With the Millennium Development Goals falling due in 2015, three Nigerian states—Adamawa, Nasarawa and Ondo—are rolling out major healthcare improvements via a Results-Based Financing (RBF) approach, with the support of the World Bank and other partners. As a result, over 9 million people, of whom 3.8 million are women aged 15-49 and children under age five, could gain access to better quality health services.
About 400,000 pregnant women need health services every year in these states, where the chances of giving birth with skilled help can be as low as 1 in 7. Changes are urgently needed to get more women from low-income households to use health facilities, and to make sure that these facilities offer lifesaving services such as skilled attendance during childbirth and immunization for children under age five.
On April 12, 2012 The World Bank Board has approved financing of US$150 million for the Nigeria State Health Investment Project, which will address this challenge by rewarding health workers and institutions that perform well, boosting performance management and accountability, and encouraging innovation. In addition, Nigeria will receive a US$21.5 million grant from the Health Results Innovation Trust Fund, supported by the UK’s Department for International Development and the Government of Norway.
This RBF approach will be evaluated to assess its impact and wider applicability in Nigeria, which accounts for 10 percent of global maternal deaths.

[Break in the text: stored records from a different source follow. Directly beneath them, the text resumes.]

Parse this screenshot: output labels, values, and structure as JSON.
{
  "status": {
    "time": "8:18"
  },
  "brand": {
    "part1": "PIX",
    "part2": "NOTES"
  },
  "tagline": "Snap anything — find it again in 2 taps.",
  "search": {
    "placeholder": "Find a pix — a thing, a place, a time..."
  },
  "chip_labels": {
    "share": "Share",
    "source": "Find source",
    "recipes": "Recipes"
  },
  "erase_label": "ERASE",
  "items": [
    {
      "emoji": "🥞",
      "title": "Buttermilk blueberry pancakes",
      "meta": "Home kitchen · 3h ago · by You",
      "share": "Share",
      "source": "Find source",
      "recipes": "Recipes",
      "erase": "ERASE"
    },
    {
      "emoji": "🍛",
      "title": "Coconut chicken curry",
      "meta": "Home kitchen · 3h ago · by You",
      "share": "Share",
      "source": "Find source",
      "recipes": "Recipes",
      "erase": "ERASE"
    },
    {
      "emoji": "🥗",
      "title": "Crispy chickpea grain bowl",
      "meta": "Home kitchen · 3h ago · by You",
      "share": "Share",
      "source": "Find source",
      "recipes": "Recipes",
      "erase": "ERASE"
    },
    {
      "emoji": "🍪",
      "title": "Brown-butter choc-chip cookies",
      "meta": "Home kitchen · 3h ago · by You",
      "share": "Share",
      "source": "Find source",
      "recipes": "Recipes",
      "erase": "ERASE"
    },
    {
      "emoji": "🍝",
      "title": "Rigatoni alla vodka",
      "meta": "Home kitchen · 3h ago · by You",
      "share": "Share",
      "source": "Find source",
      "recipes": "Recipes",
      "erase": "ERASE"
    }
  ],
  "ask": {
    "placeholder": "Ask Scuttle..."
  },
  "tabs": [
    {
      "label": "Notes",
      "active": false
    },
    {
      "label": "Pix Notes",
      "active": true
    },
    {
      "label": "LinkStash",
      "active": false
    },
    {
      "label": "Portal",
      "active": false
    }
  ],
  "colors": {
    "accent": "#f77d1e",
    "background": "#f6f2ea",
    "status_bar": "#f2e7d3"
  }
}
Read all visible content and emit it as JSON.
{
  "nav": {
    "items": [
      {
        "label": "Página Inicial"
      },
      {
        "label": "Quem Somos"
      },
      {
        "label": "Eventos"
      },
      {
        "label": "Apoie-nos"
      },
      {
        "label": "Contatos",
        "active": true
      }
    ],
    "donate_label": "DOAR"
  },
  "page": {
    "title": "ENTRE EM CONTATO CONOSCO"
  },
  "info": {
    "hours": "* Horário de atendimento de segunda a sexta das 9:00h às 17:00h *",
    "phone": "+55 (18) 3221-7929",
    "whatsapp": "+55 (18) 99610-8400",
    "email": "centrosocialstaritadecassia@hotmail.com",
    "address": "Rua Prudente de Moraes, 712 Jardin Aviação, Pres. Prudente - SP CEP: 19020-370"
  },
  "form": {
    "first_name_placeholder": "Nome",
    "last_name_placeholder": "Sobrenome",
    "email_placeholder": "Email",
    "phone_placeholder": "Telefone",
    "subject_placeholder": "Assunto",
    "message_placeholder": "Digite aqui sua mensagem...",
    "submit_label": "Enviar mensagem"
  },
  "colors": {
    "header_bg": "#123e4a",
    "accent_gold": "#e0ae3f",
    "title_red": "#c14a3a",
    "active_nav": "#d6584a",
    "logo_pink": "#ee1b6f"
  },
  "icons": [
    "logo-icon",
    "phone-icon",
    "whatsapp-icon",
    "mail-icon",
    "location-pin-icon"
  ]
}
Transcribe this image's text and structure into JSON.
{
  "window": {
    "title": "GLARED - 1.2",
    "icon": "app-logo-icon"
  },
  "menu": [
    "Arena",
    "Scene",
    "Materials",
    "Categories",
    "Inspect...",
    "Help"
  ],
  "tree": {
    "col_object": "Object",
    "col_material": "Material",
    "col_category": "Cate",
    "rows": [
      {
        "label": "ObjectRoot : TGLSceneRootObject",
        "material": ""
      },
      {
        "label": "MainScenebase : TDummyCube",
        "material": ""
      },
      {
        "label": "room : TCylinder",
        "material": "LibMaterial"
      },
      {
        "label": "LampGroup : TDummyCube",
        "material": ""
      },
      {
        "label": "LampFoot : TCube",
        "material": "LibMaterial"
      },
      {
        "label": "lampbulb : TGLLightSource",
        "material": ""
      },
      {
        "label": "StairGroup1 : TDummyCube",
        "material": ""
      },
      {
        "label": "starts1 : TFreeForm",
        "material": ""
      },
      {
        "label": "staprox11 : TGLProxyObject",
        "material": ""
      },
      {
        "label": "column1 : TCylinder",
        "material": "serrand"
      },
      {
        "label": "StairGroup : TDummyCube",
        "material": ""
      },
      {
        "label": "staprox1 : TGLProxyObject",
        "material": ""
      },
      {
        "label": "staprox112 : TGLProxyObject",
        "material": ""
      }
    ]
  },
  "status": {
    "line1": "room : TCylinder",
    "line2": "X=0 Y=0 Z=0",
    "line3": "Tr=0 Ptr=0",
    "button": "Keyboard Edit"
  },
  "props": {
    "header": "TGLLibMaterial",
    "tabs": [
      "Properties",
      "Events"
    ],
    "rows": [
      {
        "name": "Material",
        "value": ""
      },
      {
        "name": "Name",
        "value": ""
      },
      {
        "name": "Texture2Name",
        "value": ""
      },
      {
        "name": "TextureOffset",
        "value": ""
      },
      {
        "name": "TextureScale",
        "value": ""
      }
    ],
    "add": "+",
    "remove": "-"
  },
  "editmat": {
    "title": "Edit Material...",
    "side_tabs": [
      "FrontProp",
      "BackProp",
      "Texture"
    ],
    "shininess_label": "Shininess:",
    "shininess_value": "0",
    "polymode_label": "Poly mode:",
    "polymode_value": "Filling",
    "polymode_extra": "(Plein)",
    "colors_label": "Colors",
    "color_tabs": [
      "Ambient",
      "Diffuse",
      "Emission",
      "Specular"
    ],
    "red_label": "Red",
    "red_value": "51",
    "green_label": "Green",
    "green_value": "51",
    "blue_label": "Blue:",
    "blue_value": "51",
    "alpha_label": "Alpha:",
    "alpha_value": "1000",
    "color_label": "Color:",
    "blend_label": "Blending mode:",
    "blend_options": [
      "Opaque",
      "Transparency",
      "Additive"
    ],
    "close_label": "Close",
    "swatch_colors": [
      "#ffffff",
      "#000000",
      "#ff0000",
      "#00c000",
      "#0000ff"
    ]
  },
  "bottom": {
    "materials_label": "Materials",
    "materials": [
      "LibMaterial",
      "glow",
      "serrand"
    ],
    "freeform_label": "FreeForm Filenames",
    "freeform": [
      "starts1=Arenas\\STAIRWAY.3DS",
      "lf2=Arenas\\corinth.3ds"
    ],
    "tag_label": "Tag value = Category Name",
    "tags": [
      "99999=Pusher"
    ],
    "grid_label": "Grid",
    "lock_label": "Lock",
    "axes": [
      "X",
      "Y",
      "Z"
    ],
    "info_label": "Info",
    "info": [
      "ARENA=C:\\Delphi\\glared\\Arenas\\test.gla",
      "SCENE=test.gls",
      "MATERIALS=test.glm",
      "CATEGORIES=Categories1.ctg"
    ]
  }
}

Successfully employed at the national level in Rwanda and Burundi, this approach could spur significant progress in maternal and child survival in Nigeria. The three participating states in Nigeria vary widely in terms of health indicators, so will provide rich experience to guide future investments in health, both domestic and by development partners.